to breed plants that are less thirsty so that we can get more crop per crop.
The second area is to look at alternatives. For example, to look at breeding
methods outside the conventional ones. Then, the issue of treatment of waste
water. For example, biological remediation of water which can be used for
high-value fruits and vegetables and so on. There are a number of other areas
where biotechnology can be of use.
What are your views on patents in biotechnology?
This is a major issue. Patents in biotechnology and genetically modified
organisms (GMOs) raise a whole lot of ethical and legal issues. Patents are
in some sense justified as huge investments go into research. But what is
most important is not to overlook indigenous and small farmers. So, while
dealing with patents, aspects of equity, benefit-sharing, recognition of
the rights of indigenous peoples and so on are very important. Also, the
recognition of international agreements such as on biological diversity and
farmers' rights. All these issues need to be addressed together.
Some countries have made headway in this. For instance, India is developing
a legislation that tries to take into account the different regimes under
the International Convention for the Protection of New Varieties of Plants
(UPOV), the World Trade Organisation and the Convention on Biological Diversity.
We need to evolve that into a more coherent multilateral system that recognises
the role of the private sector to do what it does best and to recognise the
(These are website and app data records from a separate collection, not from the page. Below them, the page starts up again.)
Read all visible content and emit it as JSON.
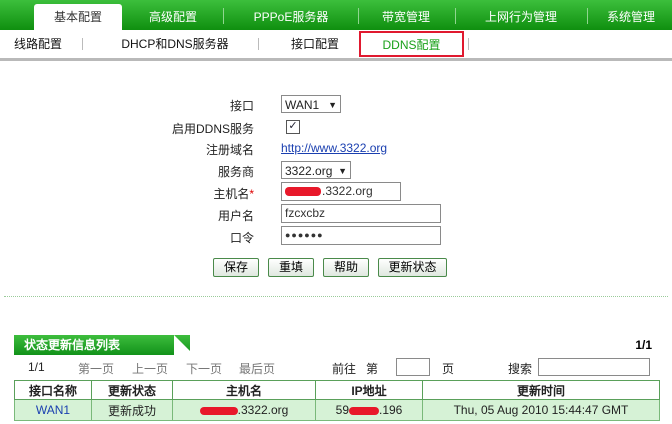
{
  "top_tabs": [
    "基本配置",
    "高级配置",
    "PPPoE服务器",
    "带宽管理",
    "上网行为管理",
    "系统管理"
  ],
  "sub_tabs": [
    "线路配置",
    "DHCP和DNS服务器",
    "接口配置",
    "DDNS配置"
  ],
  "form": {
    "interface_label": "接口",
    "interface_value": "WAN1",
    "enable_label": "启用DDNS服务",
    "enable_checked": "✓",
    "register_label": "注册域名",
    "register_link": "http://www.3322.org",
    "provider_label": "服务商",
    "provider_value": "3322.org",
    "hostname_label": "主机名",
    "hostname_required": "*",
    "hostname_value": ".3322.org",
    "username_label": "用户名",
    "username_value": "fzcxcbz",
    "password_label": "口令",
    "password_value": "●●●●●●"
  },
  "buttons": {
    "save": "保存",
    "reset": "重填",
    "help": "帮助",
    "refresh": "更新状态"
  },
  "list": {
    "title": "状态更新信息列表",
    "count": "1/1",
    "pager": {
      "page": "1/1",
      "first": "第一页",
      "prev": "上一页",
      "next": "下一页",
      "last": "最后页",
      "goto": "前往",
      "di": "第",
      "ye": "页",
      "search": "搜索"
    },
    "headers": [
      "接口名称",
      "更新状态",
      "主机名",
      "IP地址",
      "更新时间"
    ],
    "rows": [
      {
        "iface": "WAN1",
        "status": "更新成功",
        "host": ".3322.org",
        "ip_pre": "59",
        "ip_post": ".196",
        "time": "Thu, 05 Aug 2010 15:44:47 GMT"
      }
    ]
  }
}
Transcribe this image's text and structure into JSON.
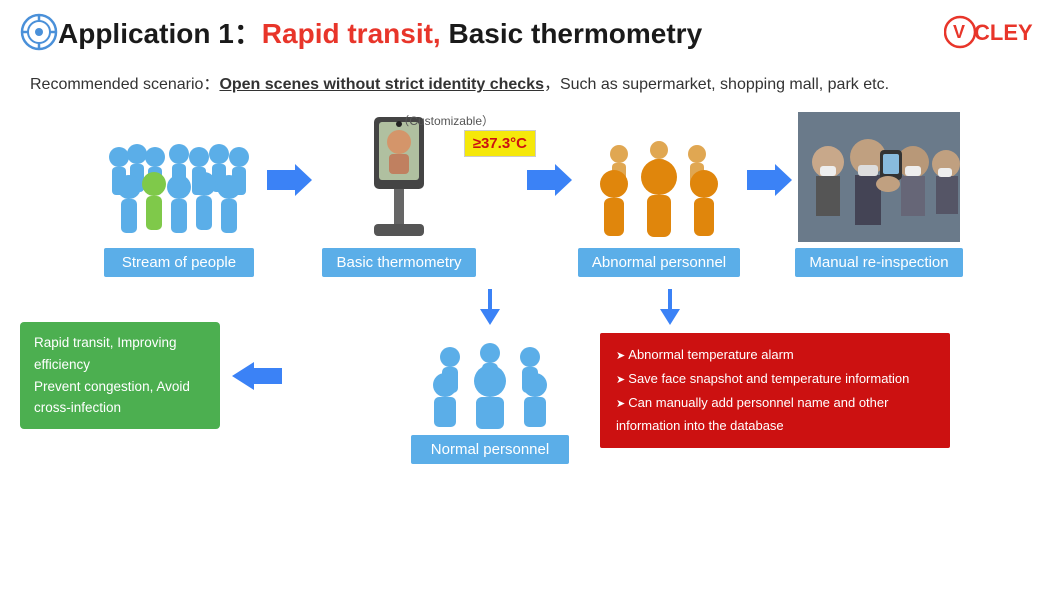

importance of international and national public goods that have to remain
in the public domain to protect the poor and vulnerable.
What is your position on the Terminator technology that has been patented
by the United States Department of Agriculture (USDA) and Delta Pineland
Let me first make CGIAR's (Consultative Group on International Agricultural
Research) position on Terminator technology clear. Since most Third World
farmers are small and marginal, who hold back seeds in one season to sow
in the next, CGIAR will not be releasing seeds that contain Terminator
On the other hand, there are some good things to be learnt from this technology.
A complicated piece of science is involved here, and therefore there is a
lot to be learnt about how to approach problems by switching genes on and
off, controlling their expressions and so on. Second, it is conceivable that
even if it is designed for one purpose, it could be used as a potential biosafety
measure. This is certainly something worth exploiting.
Coming to the other thematic panel, an institutional transformation, what
is the role of the private and public sectors in water conservation?
There is no question that institutional transformation is necessary. The
idea that everything needs to be done by the state is not working out well.
Private operators have a role to play. The state and the private sector have
to share some responsibility. The notion that the state or the private sector
is going to have a natural monopoly is not quite true. Experience shows that
you can break down the pieces of the system, and it works just as well.
Innovations from that idea coupled with community action, help of local groups,
users and state regulation, private sector investments and a range of
institutions that need to be brought in place and so on, are very important.
Do you still think that the wars of the next century will be over water?
We are taking steps to avoid precisely that. That statement of mine in 1995
in Newsweek, which was picked up by CNN, was intended as some kind
of setting off the alarm for people not to continue with the fragmented attitude
towards water. Since then a lot has been done in the right direction. Many
programmes were started - the Marrakesh Forum was formed, the World Commission
for Water in the 21st century was set up, and a whole lot of discussions
initiated on ending the fragmented attitute towards water use.
Let us hope all these things, along with the developments in science and
biotechnology, will help us handle the water situation.